Gabriel J. Starrett, Ph.D.
Our group primarily studies the contributions of tumor viruses, including polyomaviruses and papillomaviruses, to the development of cancer using both bioinformatics and classical wet bench molecular biology. A current focus of our work is on transplant recipients, who are at an increased risk of developing a variety of cancers. We are exploring the mechanisms through which viruses trigger instability of the host cell genome through integration of the viral genome and through induction of the mutagenic enzyme APOBEC3B.
1) polyomavirus, 2) papillomavirus, 3) cancer biology, 4) bioinformatics,
Our major projects make use of high-throughput sequencing to discover viruses in various disease states. Polyomaviruses and papillomaviruses are ubiquitous non-enveloped DNA viruses that can cause cancer in humans. I have previously found that polyomaviruses upregulate the mutagenic enzyme APOBEC3B through direct effects of the large tumor antigen. Additionally, polyomavirus genomes show the scars of a long-term evolutionary conflict with these antiviral mutagenic enzymes. In a recent study, we also showed evidence for acute APOBEC3 mutagenesis of the viral genomes present in kidney transplant recipients suffering from BK polyomavirus-associated nephropathy.
Kidney transplant recipients are also at an increased risk for developing bladder and kidney cancers, especially if they have a previous history of BK viremia. A growing body of evidence supports the idea that BK polyomavirus plays a causal role in bladder cancer carcinogenesis. In collaboration with Dr. Eric Engels and others, we are studying the genomic and transcriptomic features of bladder cancer and how these correspond to the presence of DNA tumor viruses.
Our group enjoys an extensive range of collaborations with other NIH and extramural labs. For instance, we have been working with Adam Phillippy’s lab (NHGRI) to identify viral sequences from hundreds of thousands of publicly available deep sequencing datasets, which has led to the discovery of a previously unknown human-associated polyomavirus. We are also collaborating with Karlyne Reilly of the Rare Tumor Initiative (NCI) and extramural colleagues to evaluate the extent that viruses may contribute to understudied tumor types. Lastly, we are collaborating with Jim DeCaprio (Dana Farber Cancer Center) to study the genomic characteristics of virus-positive and virus-negative Merkel cell carcinoma and potential impacts on patient outcome.
View Dr. Starrett's Google Scholar Profile.
Selected Recent Publications
- Journal of Virology. 90: 6379-6386, 2016. [ Journal Article ]
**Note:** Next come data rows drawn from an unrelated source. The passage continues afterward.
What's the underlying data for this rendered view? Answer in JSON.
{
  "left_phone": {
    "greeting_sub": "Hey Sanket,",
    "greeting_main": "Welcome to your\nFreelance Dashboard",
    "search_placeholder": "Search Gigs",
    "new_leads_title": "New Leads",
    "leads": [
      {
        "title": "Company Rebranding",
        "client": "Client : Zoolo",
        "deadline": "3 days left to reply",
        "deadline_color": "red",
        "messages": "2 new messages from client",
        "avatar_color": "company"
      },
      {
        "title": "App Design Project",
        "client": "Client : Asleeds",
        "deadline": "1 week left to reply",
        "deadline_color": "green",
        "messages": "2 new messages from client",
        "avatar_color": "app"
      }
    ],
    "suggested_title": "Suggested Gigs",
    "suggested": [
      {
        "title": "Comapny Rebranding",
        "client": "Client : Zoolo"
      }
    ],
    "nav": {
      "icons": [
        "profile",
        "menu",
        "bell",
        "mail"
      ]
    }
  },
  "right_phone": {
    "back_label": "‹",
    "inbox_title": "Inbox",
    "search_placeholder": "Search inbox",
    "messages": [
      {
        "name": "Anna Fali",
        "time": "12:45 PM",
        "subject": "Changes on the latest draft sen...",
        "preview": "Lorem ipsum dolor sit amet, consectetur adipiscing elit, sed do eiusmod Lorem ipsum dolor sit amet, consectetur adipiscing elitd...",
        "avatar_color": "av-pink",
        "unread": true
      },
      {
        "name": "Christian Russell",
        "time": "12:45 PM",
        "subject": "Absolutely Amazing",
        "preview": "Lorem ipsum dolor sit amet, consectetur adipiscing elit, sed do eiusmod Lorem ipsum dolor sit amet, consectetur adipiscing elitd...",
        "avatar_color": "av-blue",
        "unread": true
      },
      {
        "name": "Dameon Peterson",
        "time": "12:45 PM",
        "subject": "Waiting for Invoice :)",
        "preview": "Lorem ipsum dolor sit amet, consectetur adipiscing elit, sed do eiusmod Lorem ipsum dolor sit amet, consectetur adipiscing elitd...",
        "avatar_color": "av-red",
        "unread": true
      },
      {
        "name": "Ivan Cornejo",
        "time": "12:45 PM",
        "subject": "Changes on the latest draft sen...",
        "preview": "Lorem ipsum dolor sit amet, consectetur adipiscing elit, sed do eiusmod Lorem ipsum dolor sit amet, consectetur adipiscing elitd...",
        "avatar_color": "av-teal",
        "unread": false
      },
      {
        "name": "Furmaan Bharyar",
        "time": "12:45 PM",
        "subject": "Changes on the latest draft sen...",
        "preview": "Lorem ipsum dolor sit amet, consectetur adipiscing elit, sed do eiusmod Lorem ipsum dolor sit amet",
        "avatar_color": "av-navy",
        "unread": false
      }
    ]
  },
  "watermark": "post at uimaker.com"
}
Merkel Cell Polyomavirus Exhibits Dominant Control of the Tumor Genome and Transcriptome in Virus-Associated Merkel Cell Carcinoma.mBio. 8: e02079-16, 2017. [ Journal Article ]
Characterization of BK Polyomaviruses from Kidney Transplant Recipients Suggests a Role for APOBEC3 in During In-Host Virus Evolution.Cell Host and Microbe. 23(5): 628-635, 2018. [ Journal Article ]
Polyomavirus T-Antigen Induces APOBEC3B Expression using a LXCXE-Dependent and TP53-Independent Mechanism.mBio. 10: e02690-18, 2019. [ Journal Article ]
Dr. Starrett received his B.S. in Medical Microbiology and Immunology from the University of Wisconsin-Madison. He then earned a Ph.D. from the Microbiology, Immunology, and Cancer Biology program at the University of Minnesota-Twin Cities where he was a recipient of the National Science Foundation Graduate Research Fellowship. His thesis work in the lab of Dr. Reuben Harris focused on the functional overlap of APOBEC3 enzymes in cancer and antiviral immunity, especially in regard to polyomaviruses. During his graduate career he received several awards including the MICaB Outstanding Graduate Student Award and the Milne & Brandenburg Award for exceptional research by graduate students. He then did a postdoctoral fellowship in the Laboratory of Cellular Oncology, where he studied the genetics of polyomaviruses and papillomaviruses in various disease states. In 2019, Dr. Starrett was selected for the inaugural year of the NIH Independent Research Scholar Program, in which he is presently serving.
|Mary L. Piaskowski||Postbaccalaureate Fellow (CRTA)|